  • Fiction,  News,  Reviews,  Thoughts

    SFX forgets women in horror

    It’s ironic that during Women in Horror Recognition Month I have to draw attention yet again to another major publication that has a blind spot when it comes to women in horror. Five months ago I was irked when the British Fantasy Society published a collection of interviews of horror writers that omitted women. A minor Internet outrage ensued, which died down with the society’s quick and honest apology. Naïvely, I thought maybe a lesson had been learned.
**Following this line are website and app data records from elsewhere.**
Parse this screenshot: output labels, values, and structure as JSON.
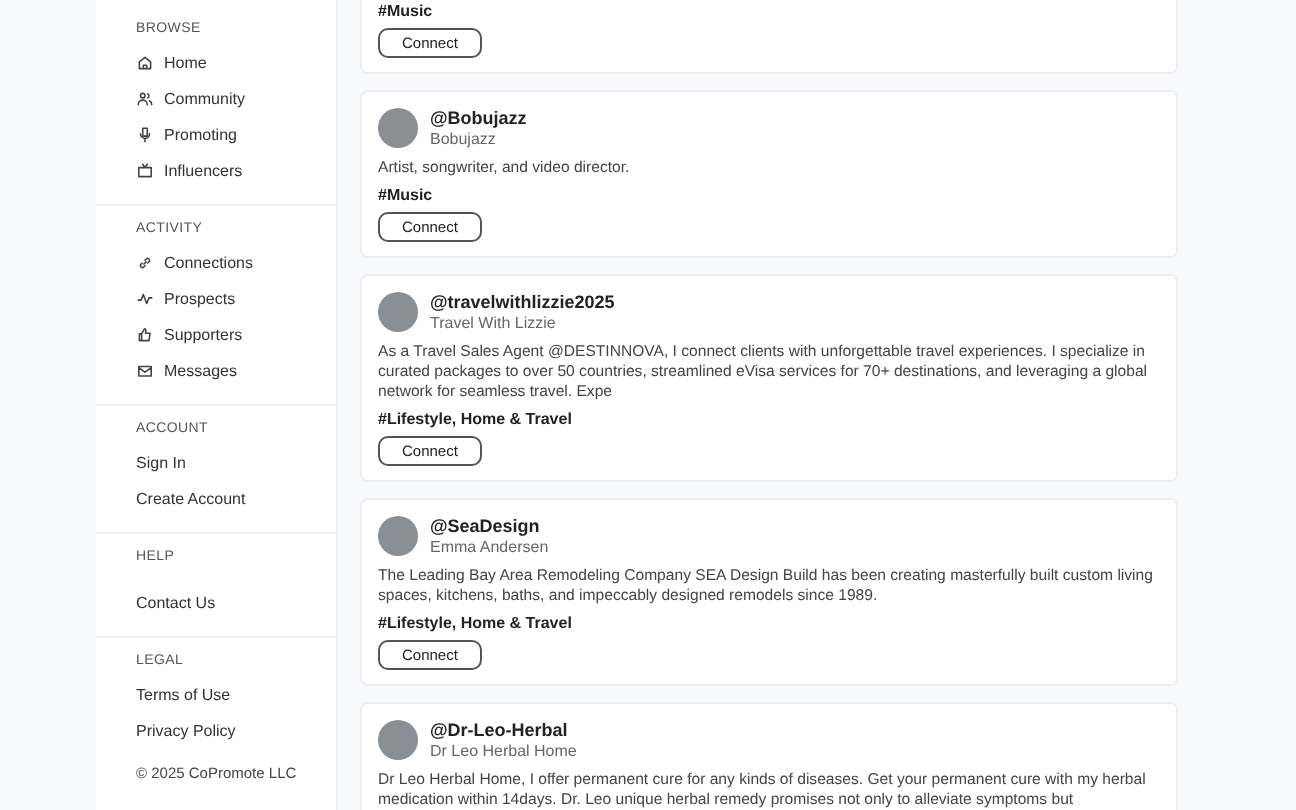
{
  "sidebar": {
    "sections": [
      {
        "heading": "BROWSE",
        "items": [
          "Home",
          "Community",
          "Promoting",
          "Influencers"
        ]
      },
      {
        "heading": "ACTIVITY",
        "items": [
          "Connections",
          "Prospects",
          "Supporters",
          "Messages"
        ]
      },
      {
        "heading": "ACCOUNT",
        "items": [
          "Sign In",
          "Create Account"
        ]
      },
      {
        "heading": "HELP",
        "items": [
          "Contact Us"
        ]
      },
      {
        "heading": "LEGAL",
        "items": [
          "Terms of Use",
          "Privacy Policy"
        ]
      }
    ],
    "copyright": "© 2025 CoPromote LLC"
  },
  "cards": [
    {
      "tag": "#Music",
      "button": "Connect"
    },
    {
      "handle": "@Bobujazz",
      "name": "Bobujazz",
      "bio": "Artist, songwriter, and video director.",
      "tag": "#Music",
      "button": "Connect"
    },
    {
      "handle": "@travelwithlizzie2025",
      "name": "Travel With Lizzie",
      "bio": "As a Travel Sales Agent @DESTINNOVA, I connect clients with unforgettable travel experiences. I specialize in curated packages to over 50 countries, streamlined eVisa services for 70+ destinations, and leveraging a global network for seamless travel. Expe",
      "tag": "#Lifestyle, Home & Travel",
      "button": "Connect"
    },
    {
      "handle": "@SeaDesign",
      "name": "Emma Andersen",
      "bio": "The Leading Bay Area Remodeling Company SEA Design Build has been creating masterfully built custom living spaces, kitchens, baths, and impeccably designed remodels since 1989.",
      "tag": "#Lifestyle, Home & Travel",
      "button": "Connect"
    },
    {
      "handle": "@Dr-Leo-Herbal",
      "name": "Dr Leo Herbal Home",
      "bio": "Dr Leo Herbal Home, I offer permanent cure for any kinds of diseases. Get your permanent cure with my herbal medication within 14days. Dr. Leo unique herbal remedy promises not only to alleviate symptoms but"
    }
  ]
}
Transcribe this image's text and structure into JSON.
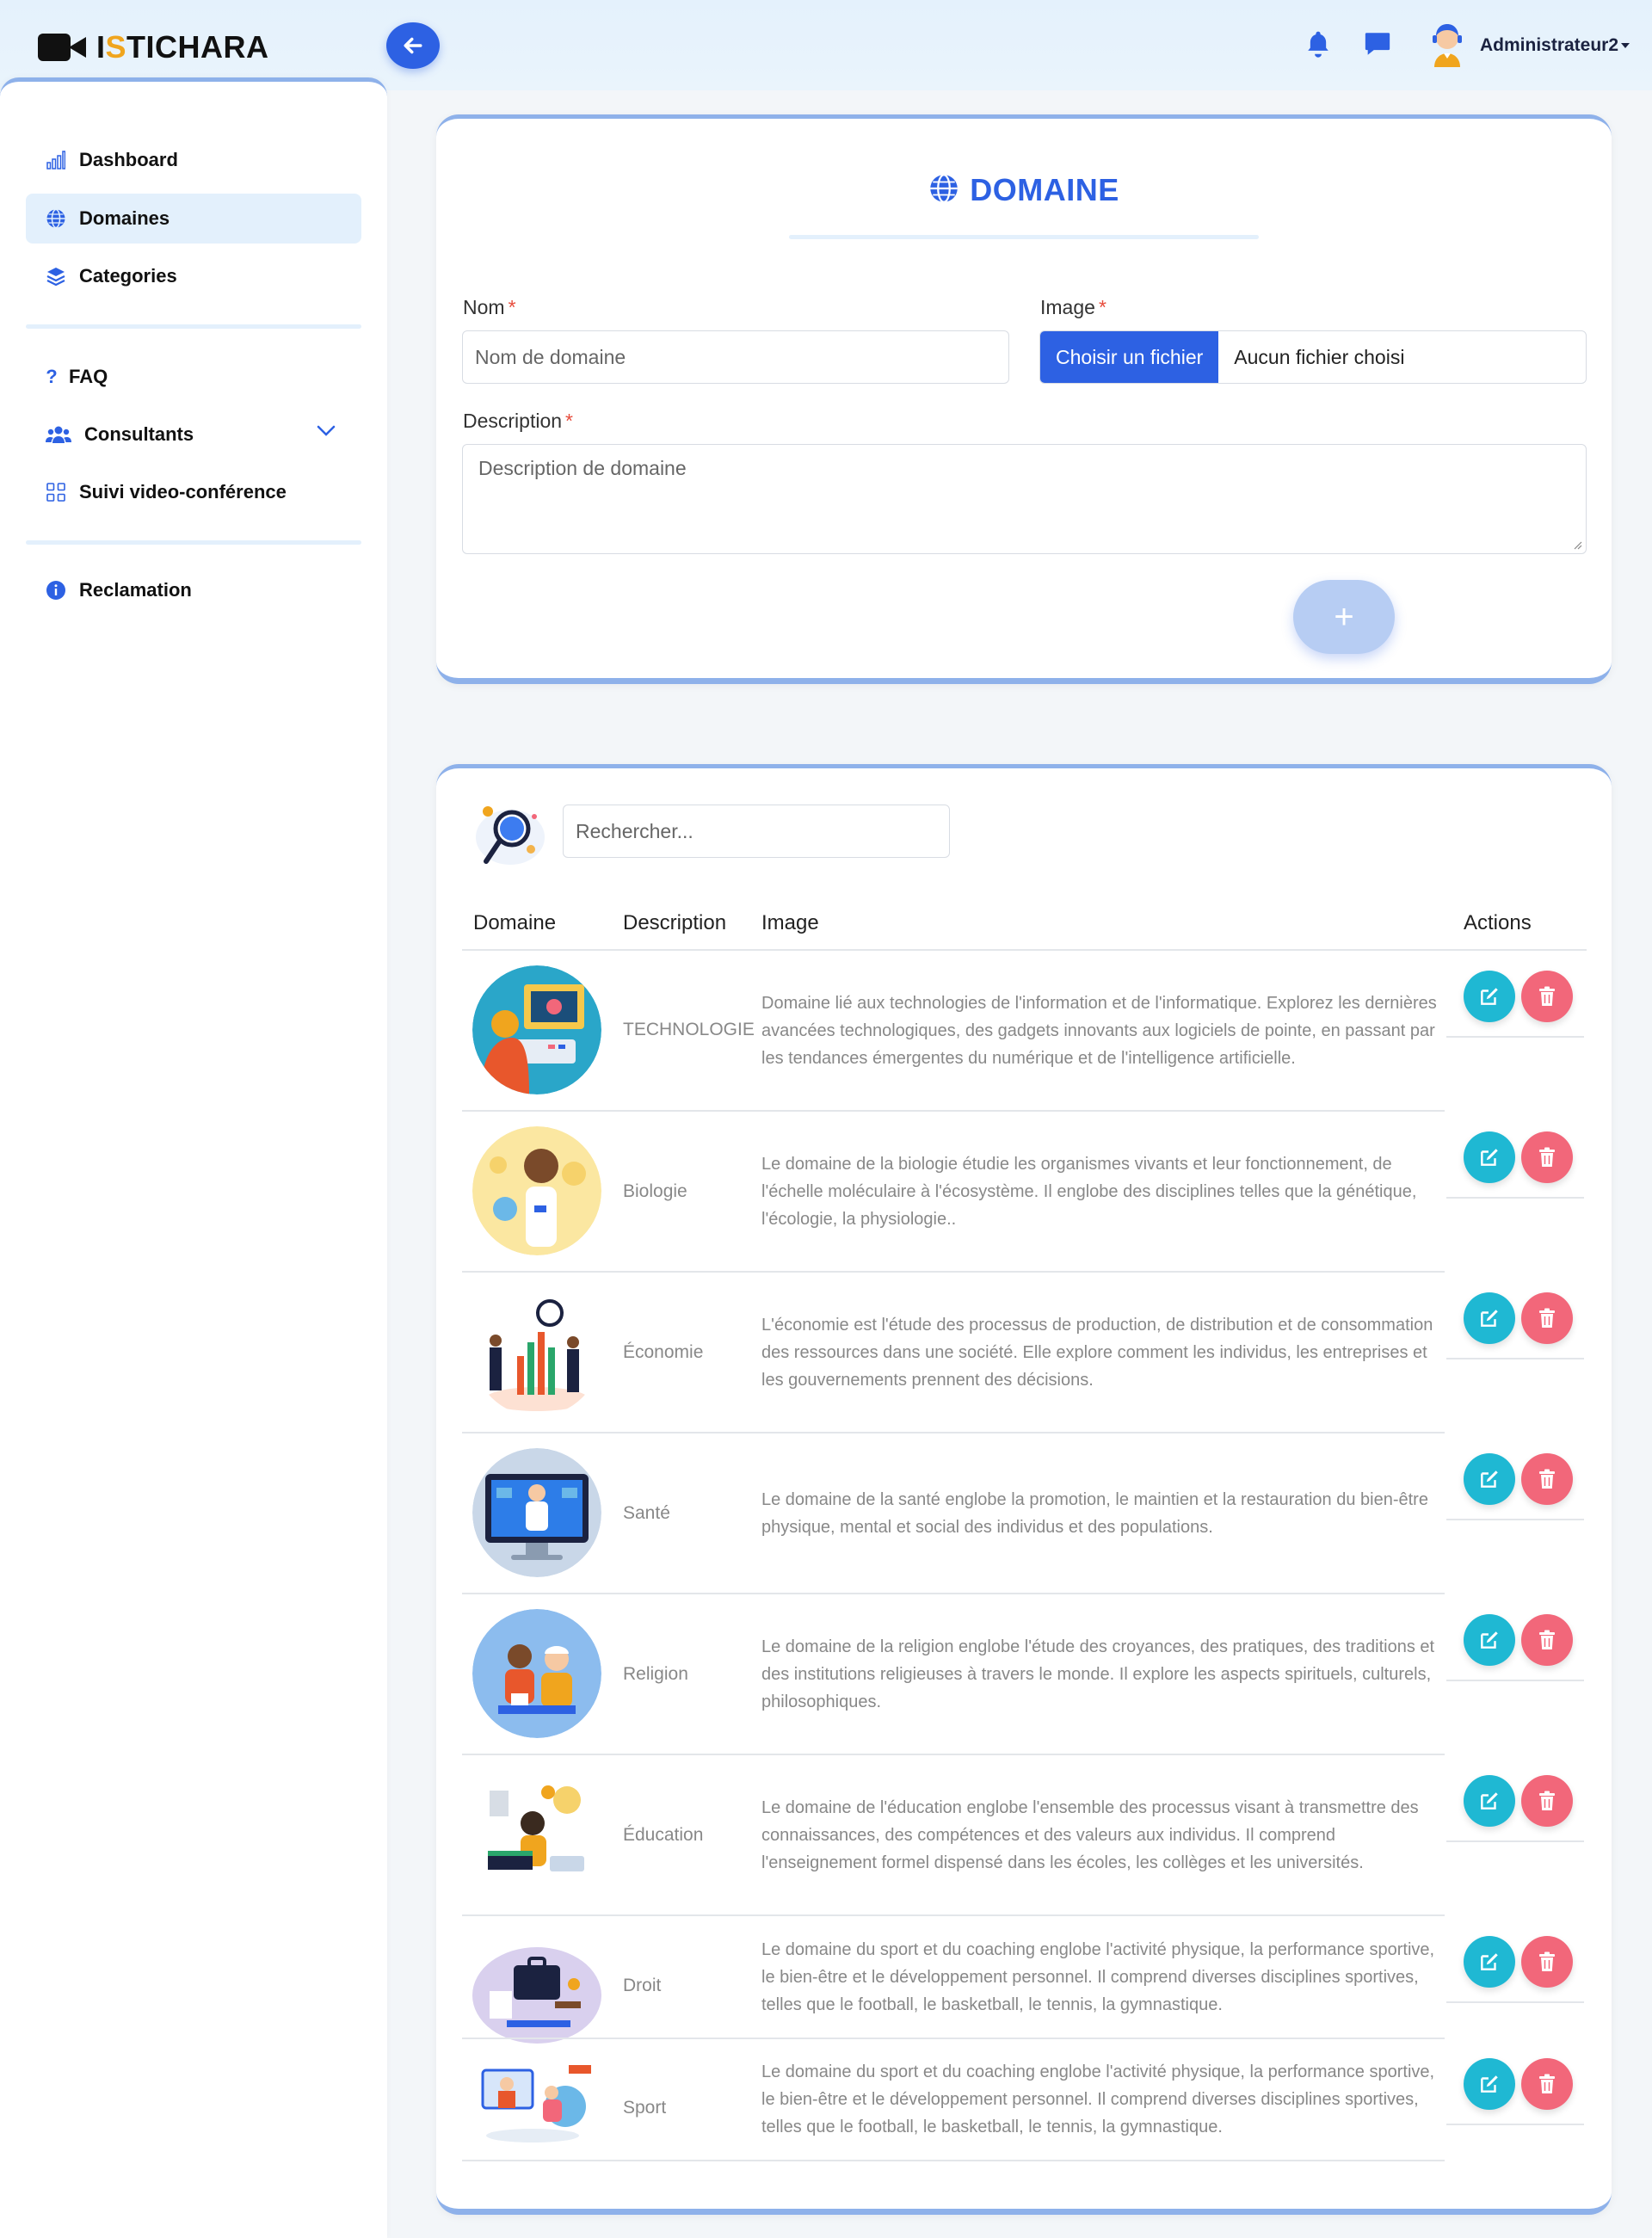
{
  "app": {
    "logo_prefix": "I",
    "logo_accent": "S",
    "logo_rest": "TICHARA"
  },
  "header": {
    "user_name": "Administrateur2"
  },
  "sidebar": {
    "items": [
      {
        "label": "Dashboard"
      },
      {
        "label": "Domaines"
      },
      {
        "label": "Categories"
      },
      {
        "label": "FAQ"
      },
      {
        "label": "Consultants"
      },
      {
        "label": "Suivi video-conférence"
      },
      {
        "label": "Reclamation"
      }
    ]
  },
  "form": {
    "title": "DOMAINE",
    "name_label": "Nom",
    "name_placeholder": "Nom de domaine",
    "image_label": "Image",
    "file_button": "Choisir un fichier",
    "file_status": "Aucun fichier choisi",
    "description_label": "Description",
    "description_placeholder": "Description de domaine",
    "required_mark": "*",
    "submit_label": "+"
  },
  "table": {
    "search_placeholder": "Rechercher...",
    "headers": [
      "Domaine",
      "Description",
      "Image",
      "Actions"
    ],
    "rows": [
      {
        "name": "TECHNOLOGIE",
        "description": "Domaine lié aux technologies de l'information et de l'informatique. Explorez les dernières avancées technologiques, des gadgets innovants aux logiciels de pointe, en passant par les tendances émergentes du numérique et de l'intelligence artificielle."
      },
      {
        "name": "Biologie",
        "description": "Le domaine de la biologie étudie les organismes vivants et leur fonctionnement, de l'échelle moléculaire à l'écosystème. Il englobe des disciplines telles que la génétique, l'écologie, la physiologie.."
      },
      {
        "name": "Économie",
        "description": "L'économie est l'étude des processus de production, de distribution et de consommation des ressources dans une société. Elle explore comment les individus, les entreprises et les gouvernements prennent des décisions."
      },
      {
        "name": "Santé",
        "description": "Le domaine de la santé englobe la promotion, le maintien et la restauration du bien-être physique, mental et social des individus et des populations."
      },
      {
        "name": "Religion",
        "description": "Le domaine de la religion englobe l'étude des croyances, des pratiques, des traditions et des institutions religieuses à travers le monde. Il explore les aspects spirituels, culturels, philosophiques."
      },
      {
        "name": "Éducation",
        "description": "Le domaine de l'éducation englobe l'ensemble des processus visant à transmettre des connaissances, des compétences et des valeurs aux individus. Il comprend l'enseignement formel dispensé dans les écoles, les collèges et les universités."
      },
      {
        "name": "Droit",
        "description": "Le domaine du sport et du coaching englobe l'activité physique, la performance sportive, le bien-être et le développement personnel. Il comprend diverses disciplines sportives, telles que le football, le basketball, le tennis, la gymnastique."
      },
      {
        "name": "Sport",
        "description": "Le domaine du sport et du coaching englobe l'activité physique, la performance sportive, le bien-être et le développement personnel. Il comprend diverses disciplines sportives, telles que le football, le basketball, le tennis, la gymnastique."
      }
    ]
  },
  "colors": {
    "primary": "#2d61e3",
    "accent": "#f0a51e",
    "edit": "#1fb8d3",
    "delete": "#f2677a",
    "card_border": "#8eb1ea"
  }
}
This month the British magazine SFX published a special edition devoted to Horror that overlooks women almost entirely. In his opening words editor Ian Berriman says: “You see, some people think horror…

  • Conventions,  Fiction,  News,  Thoughts

    BFS apologises for forgetting women

    It’s worth mentioning that Guy Adams, Chair and Special Publications Editor for the British Fantasy Society (BFS), has issued an unreserved apology over omitting women from its latest collection. I’m sure he will not chastise me for replicating it in full here: Our new book, In Conversation: A Writer’s Perspective, Volume 1: Horror, edited by James Cooper, has come under justifiable flak for its all-male line up of interviewees. When James brought the manuscript to me with a view to our publishing it I know he intended no sexism in his selection of the authors but I feel deeply sorry that I didn’t flag the omission at the time. It…

  • Conventions,  Fiction,  Thoughts

    Horror wants women to scream, but not talk

    This weekend the British Fantasy Society (BFS) is hosting its annual convention, Fantasy Con. Last night while on Facebook I noticed a news item, which constitutes an electronic “flyer”, about the convention. I immediately noticed the cover of a new book the BFS is launching at the convention: a collection of interviews with writers (the first in a trilogy) in which they discuss their genre. It’s called In Conversation: A Writer’s Perspective. Volume One: Horror. It’s edited by James Cooper, and is composed of 16 interviews with horror authors Ramsey Campbell, Tom Piccirilli, Greg F. Gifune, Conrad Williams, Joe R. Lansdale, Gary McMahon, Brian Keene, Stephen Gallagher, Jeffrey Thomas, Peter…